The subject index in the printed catalogue is not included, but keywords from descriptive fields can be searched. Personal names and places can be easily traced ï¿½ for example, all the references to William Morris or Sir William Dugdale. Brief descriptions of most of the Society's manuscript collections are also available on the National Register of Archives website until summer 2004.
ADS and AHDS Archaeology have launched a new service offering access
to PhD theses online. The first four theses to be made available cover
three-dimensional modelling of Scottish early medieval sculpture (Stuart
Jeffrey, University of Glasgow), the idea of residence in the Neolithic
Cotswolds (Nicola Snashall, University of Sheffield), a re-examination
of sheep as represented in zooarchaeological assemblages (Robert Hayward
Symmons, University College London) and the ways in which people
heritage buildings and structures in
the landscape (Jonathan Kenny, Lancaster University). The full texts of
all four theses, as well as abstracts and data downloads, are available
online at the ADS website.
When the restored Fine Rooms at the Royal Academy open to the public
on 13 March, the walls will be hung with paintings and drawings by its

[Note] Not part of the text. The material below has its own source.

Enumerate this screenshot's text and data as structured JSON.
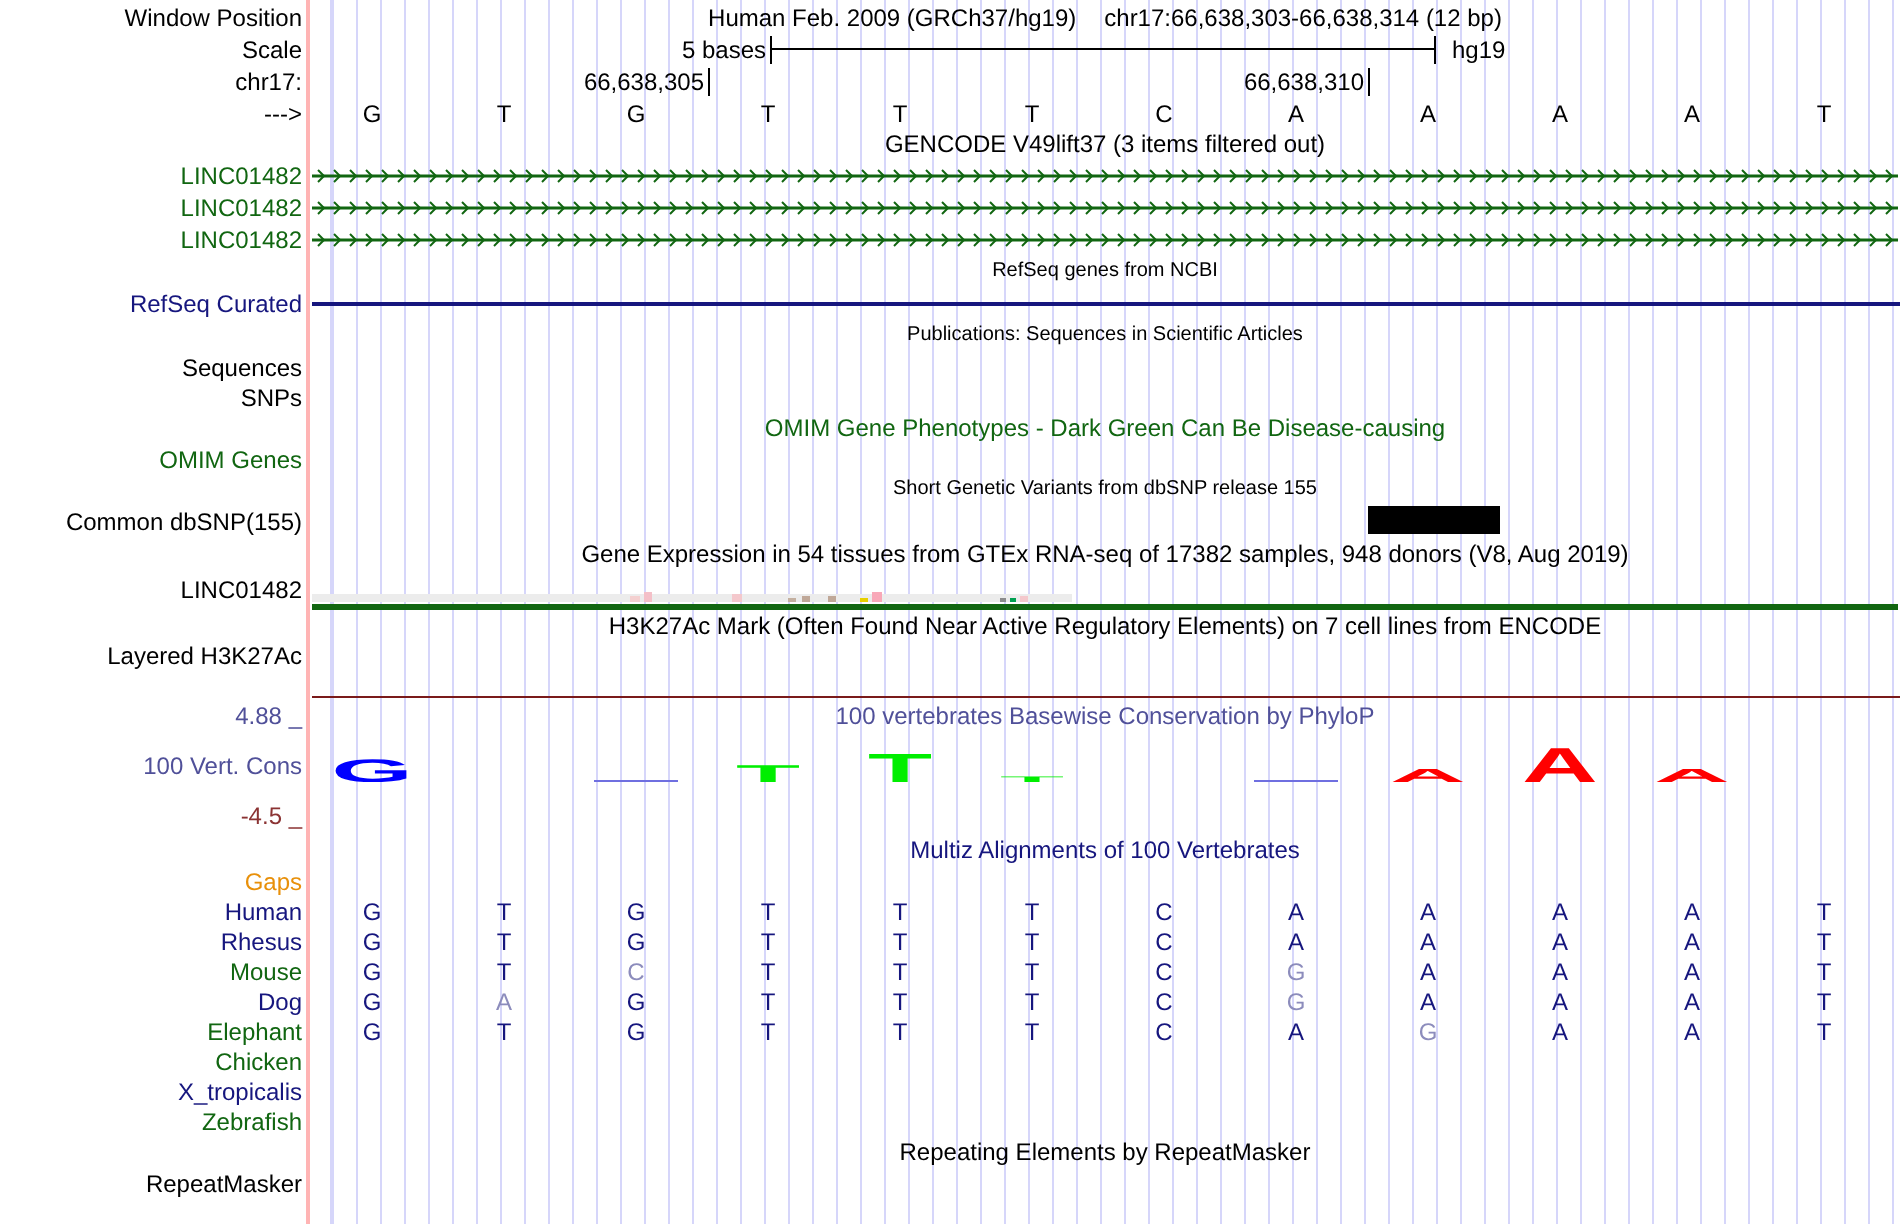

members, including works by David Hockney, self portraits by Joshua
Reynolds and Thomas Gainsborough, and a whole room of Constables,
including the Leaping Horse, which Lucian Freud once described as
ï¿½the greatest painting in the worldï¿½. The Academy has also announced
that John Madejski, the publishing tycoon who has paid for half of the
ï¿½6m restoration, will be lending his latest acquisition, Degas' s bronze
sculpture of a young ballet dancer, entitled La Danseuse de Quatorze Ans, which he recently bought at auction for ï¿½5 million.
One of the rooms remains to be restored: a temporary suspended ceiling hides one of the original Burlington House ceilings, dating from 1720 and decorated by William Kent, hidden under seventeen coats of paint, which will cost a further ï¿½1m to restore. For further details see the Royal Academy website.
Paul Hamlyn Foundation, Director
ï¿½Attractive packageï¿½, closing date 22 March 2004
The Paul Hamlyn Foundation is a generous donor to causes related to arts and education, particularly in relation to young people and the disadvantaged. The Directorï¿½s role is to oversee the Foundationï¿½s work and maintain relations with other funders, charities and Government. Further details from email@example.com quoting reference NAO/6179ST.
Countryside Agency, Chair
Remuneration negotiable, closing date 22 March 2004
Given that DEFRA and the Countryside Agency are major stakeholders in the historic environment, it would be encouraging to see someone with a knowledge of and sympathy for the historic environment appointed to this key post. The task is to chair the board of the Countryside Commission during a period of transition following the Haskins reportï¿½s recommendation that the Commission be merged with English Nature. The high-profile role will suit someone with a strong grasp of the issues facing the English countryside and an eye for practical solutions. Further details from www.wmann.com quoting reference 17205AA(ST).